Available records:
• • • •

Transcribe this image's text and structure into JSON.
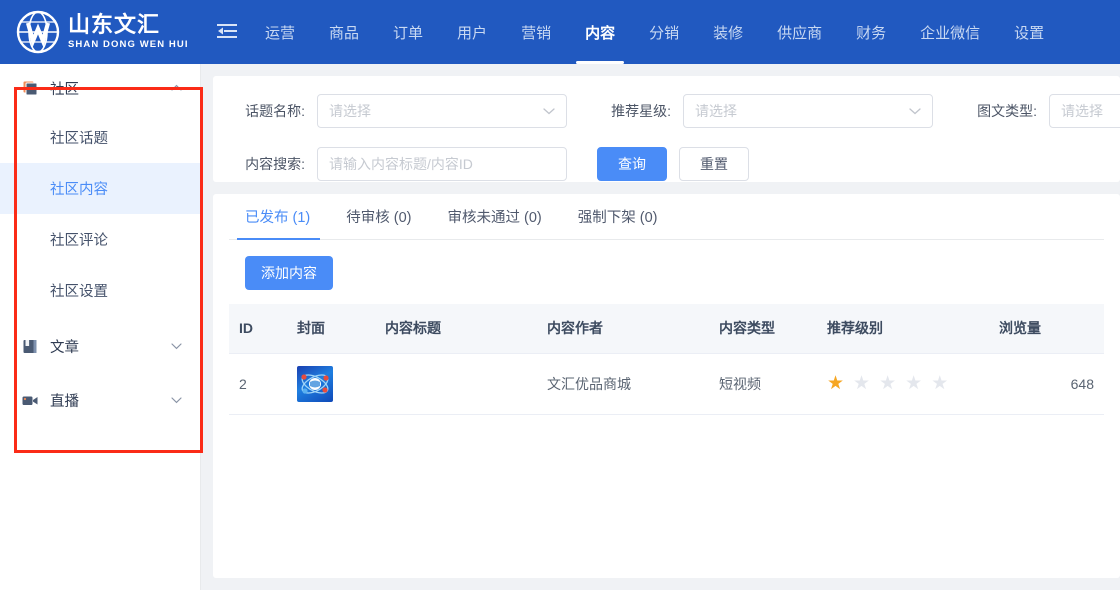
{
  "header": {
    "brand_cn": "山东文汇",
    "brand_en": "SHAN DONG WEN HUI",
    "collapse_icon": "menu-fold-icon",
    "nav": [
      {
        "label": "运营",
        "active": false
      },
      {
        "label": "商品",
        "active": false
      },
      {
        "label": "订单",
        "active": false
      },
      {
        "label": "用户",
        "active": false
      },
      {
        "label": "营销",
        "active": false
      },
      {
        "label": "内容",
        "active": true
      },
      {
        "label": "分销",
        "active": false
      },
      {
        "label": "装修",
        "active": false
      },
      {
        "label": "供应商",
        "active": false
      },
      {
        "label": "财务",
        "active": false
      },
      {
        "label": "企业微信",
        "active": false
      },
      {
        "label": "设置",
        "active": false
      }
    ],
    "accent_bg": "#2159c0",
    "active_color": "#ffffff",
    "inactive_color": "#c9d9f2"
  },
  "sidebar": {
    "groups": [
      {
        "label": "社区",
        "icon": "layers-icon",
        "expanded": true,
        "chevron": "chevron-up-icon",
        "items": [
          {
            "label": "社区话题",
            "active": false
          },
          {
            "label": "社区内容",
            "active": true
          },
          {
            "label": "社区评论",
            "active": false
          },
          {
            "label": "社区设置",
            "active": false
          }
        ]
      },
      {
        "label": "文章",
        "icon": "book-icon",
        "expanded": false,
        "chevron": "chevron-down-icon",
        "items": []
      },
      {
        "label": "直播",
        "icon": "video-camera-icon",
        "expanded": false,
        "chevron": "chevron-down-icon",
        "items": []
      }
    ],
    "active_color": "#4a8cf7",
    "active_bg": "#eaf2fe"
  },
  "annotation": {
    "box_color": "#fb2b17",
    "target": "sidebar-menu"
  },
  "filters": {
    "topic_name": {
      "label": "话题名称:",
      "placeholder": "请选择",
      "value": "",
      "icon": "chevron-down-icon"
    },
    "recommend_star": {
      "label": "推荐星级:",
      "placeholder": "请选择",
      "value": "",
      "icon": "chevron-down-icon"
    },
    "media_type": {
      "label": "图文类型:",
      "placeholder": "请选择",
      "value": "",
      "icon": "chevron-down-icon"
    },
    "content_search": {
      "label": "内容搜索:",
      "placeholder": "请输入内容标题/内容ID",
      "value": ""
    },
    "query_button": "查询",
    "reset_button": "重置"
  },
  "tabs": [
    {
      "label": "已发布 (1)",
      "active": true
    },
    {
      "label": "待审核 (0)",
      "active": false
    },
    {
      "label": "审核未通过 (0)",
      "active": false
    },
    {
      "label": "强制下架 (0)",
      "active": false
    }
  ],
  "toolbar": {
    "add_content_label": "添加内容"
  },
  "table": {
    "columns": [
      "ID",
      "封面",
      "内容标题",
      "内容作者",
      "内容类型",
      "推荐级别",
      "浏览量"
    ],
    "rows": [
      {
        "id": "2",
        "cover": "globe-network-thumbnail",
        "title": "",
        "author": "文汇优品商城",
        "type": "短视频",
        "rating": 1,
        "rating_max": 5,
        "views": "648"
      }
    ],
    "star_filled_color": "#f6a623",
    "star_empty_color": "#e4e7ed"
  }
}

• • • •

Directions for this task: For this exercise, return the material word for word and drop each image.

Solution for this task:
Transcribe this image's text and structure into JSON.
{
  "header": {
    "brand_cn": "山东文汇",
    "brand_en": "SHAN DONG WEN HUI",
    "collapse_icon": "menu-fold-icon",
    "nav": [
      {
        "label": "运营",
        "active": false
      },
      {
        "label": "商品",
        "active": false
      },
      {
        "label": "订单",
        "active": false
      },
      {
        "label": "用户",
        "active": false
      },
      {
        "label": "营销",
        "active": false
      },
      {
        "label": "内容",
        "active": true
      },
      {
        "label": "分销",
        "active": false
      },
      {
        "label": "装修",
        "active": false
      },
      {
        "label": "供应商",
        "active": false
      },
      {
        "label": "财务",
        "active": false
      },
      {
        "label": "企业微信",
        "active": false
      },
      {
        "label": "设置",
        "active": false
      }
    ],
    "accent_bg": "#2159c0",
    "active_color": "#ffffff",
    "inactive_color": "#c9d9f2"
  },
  "sidebar": {
    "groups": [
      {
        "label": "社区",
        "icon": "layers-icon",
        "expanded": true,
        "chevron": "chevron-up-icon",
        "items": [
          {
            "label": "社区话题",
            "active": false
          },
          {
            "label": "社区内容",
            "active": true
          },
          {
            "label": "社区评论",
            "active": false
          },
          {
            "label": "社区设置",
            "active": false
          }
        ]
      },
      {
        "label": "文章",
        "icon": "book-icon",
        "expanded": false,
        "chevron": "chevron-down-icon",
        "items": []
      },
      {
        "label": "直播",
        "icon": "video-camera-icon",
        "expanded": false,
        "chevron": "chevron-down-icon",
        "items": []
      }
    ],
    "active_color": "#4a8cf7",
    "active_bg": "#eaf2fe"
  },
  "annotation": {
    "box_color": "#fb2b17",
    "target": "sidebar-menu"
  },
  "filters": {
    "topic_name": {
      "label": "话题名称:",
      "placeholder": "请选择",
      "value": "",
      "icon": "chevron-down-icon"
    },
    "recommend_star": {
      "label": "推荐星级:",
      "placeholder": "请选择",
      "value": "",
      "icon": "chevron-down-icon"
    },
    "media_type": {
      "label": "图文类型:",
      "placeholder": "请选择",
      "value": "",
      "icon": "chevron-down-icon"
    },
    "content_search": {
      "label": "内容搜索:",
      "placeholder": "请输入内容标题/内容ID",
      "value": ""
    },
    "query_button": "查询",
    "reset_button": "重置"
  },
  "tabs": [
    {
      "label": "已发布 (1)",
      "active": true
    },
    {
      "label": "待审核 (0)",
      "active": false
    },
    {
      "label": "审核未通过 (0)",
      "active": false
    },
    {
      "label": "强制下架 (0)",
      "active": false
    }
  ],
  "toolbar": {
    "add_content_label": "添加内容"
  },
  "table": {
    "columns": [
      "ID",
      "封面",
      "内容标题",
      "内容作者",
      "内容类型",
      "推荐级别",
      "浏览量"
    ],
    "rows": [
      {
        "id": "2",
        "cover": "globe-network-thumbnail",
        "title": "",
        "author": "文汇优品商城",
        "type": "短视频",
        "rating": 1,
        "rating_max": 5,
        "views": "648"
      }
    ],
    "star_filled_color": "#f6a623",
    "star_empty_color": "#e4e7ed"
  }
}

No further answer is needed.